Is the Colorado River Damned? Op-Ed

By Gary Wockner, Save The Colorado River Campaign

The warming, drying climate of the Southwest is hitting the river hard. We now know that drought is likely to be the new normal in the Colorado River basin — scientists tell us that climate change could reduce the amount of water in the Colorado River ecosystem by 9 to 20 percent. Predictions of climate change and water usage draining the famed Lake Mead and Lake Powell dry are a small, but real, part of that picture.

I always like to go to this page to check on Lake Mead water levels: http://www.arachnoid.com/NaturalResources/

In 2011 there's a highly anomalous rise in the water level that was attributed to "high rainfall" and snowpack melt, but it occurred during a time when the water level normally drops so I still suspect they did something - releases from upper reservoirs or something, it's also highly suspicious that this miraculous refill happened as it neared critical stage and it stopped just after getting above drought stage. Anyway conspiracies aside...you'll note that this year the refill was weak and the snow pack is supposedly pretty thin (unless the recent batches of weather the past month have changed that) so it'll probably fall by a good bit.

Water depth above minimum power pool of Lakes Mead and Powell 1940 to October 19, 2012. Lake Powell is upriver from Lake Mead. Both lakes increased their water levels in 2011. Data is from the U.S. Bureau of Reclamation.

Water depth above minimum power pool of Lakes Mead and Powell 1940 to October 19, 2012

Prospect of “radicalised, authoritarian” Maldives threatens all nations: former president Nasheed


This article was all "Islamic extremists" and then out of nowhere came this:

Nasheed, who is a globally recognised high-profile advocate for climate justice, expounded on how he believed environmental issues, human rights, and political stability are increasingly intertwined.

“The fight against climate change is a human rights issue and the way we respond to it will shape not just our environment, but also geopolitical reality – for generations to come,” he stated while speaking at the University of Copenhagen yesterday (April 16).

“Bad energy policy is not just polluting our planet, it is polluting our politics, warping international relations.”

Regarding above;

"...pumping almost $700bn (£458bn) of hard-earned savings and pensions annually into finding new reserves of fossil fuels, even though it's clear that almost all of those reserves will have to be written off to provide a decent chance of keeping the planet safe..." and... "How your pension is being used in a $6 trillion climate gamble

...and Gorbachev's gripes with government... well, the large-scale centralized nation-state (corporate) oligarchic model-- call it what you will-- is a monster that of course depends on FF, and will do whatever it can to survive, but also, that it may be far more vulnerable and fragile than what some may think: "Pension-pumping", (austerity, etc.) looks pretty desperate and seems to suggest where its priorities are: Not with you, pensioner (etc.).

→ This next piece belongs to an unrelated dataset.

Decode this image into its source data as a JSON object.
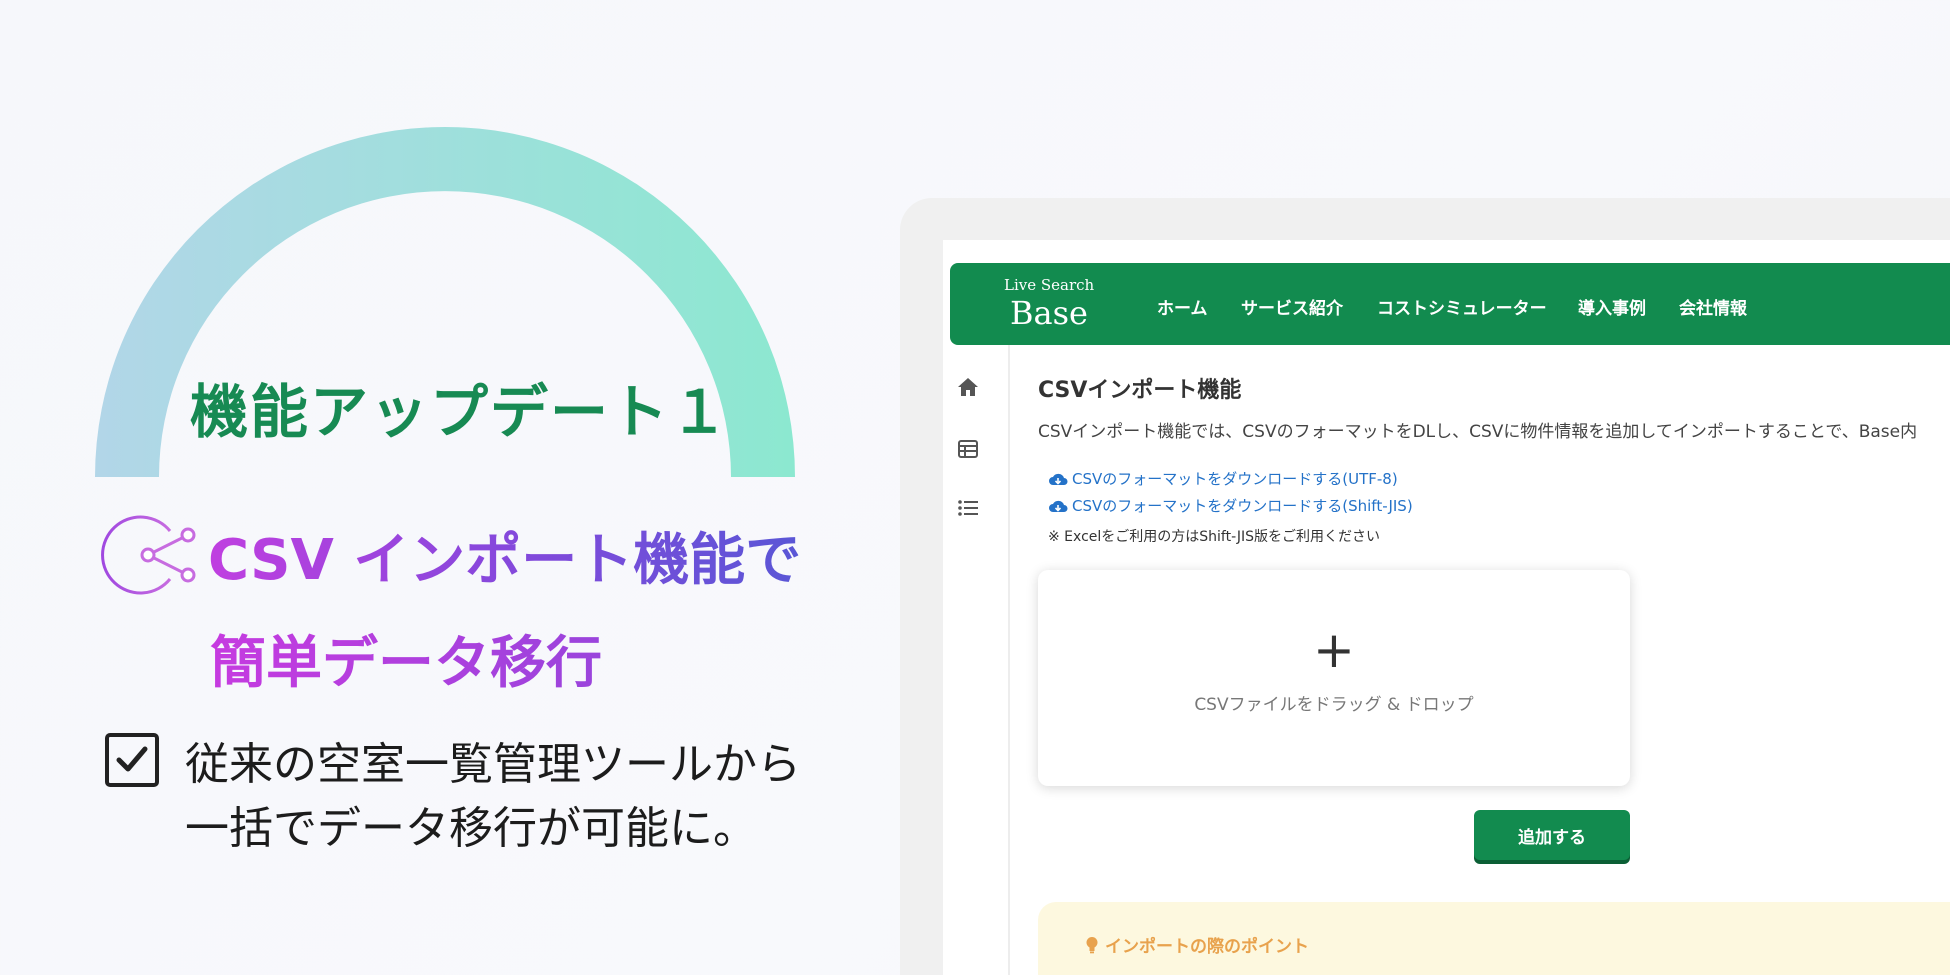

What concerns me, too, is how strongly so many peer at and cling to reality through the lens of the nation-state model-- the narrative-- as if it's the be all and end all. It really appears as a classic Plato's Cave. Who cares about Putin, Obama or any constitution? (Homeland) Security? Freedom?


"Most people are not really free. They are confined by the niche in the world that they carve out for themselves. They limit themselves to fewer possibilities by the narrowness of their vision."
~ V. S. Naipaul

~ The Truth About Voting

"...The map is a simulacrum that, as a model, loses all reference to reality... the model, itself, has primacy for us; the real has become irrelevant..."
~ Philosophy and The Matrix - Baudrillard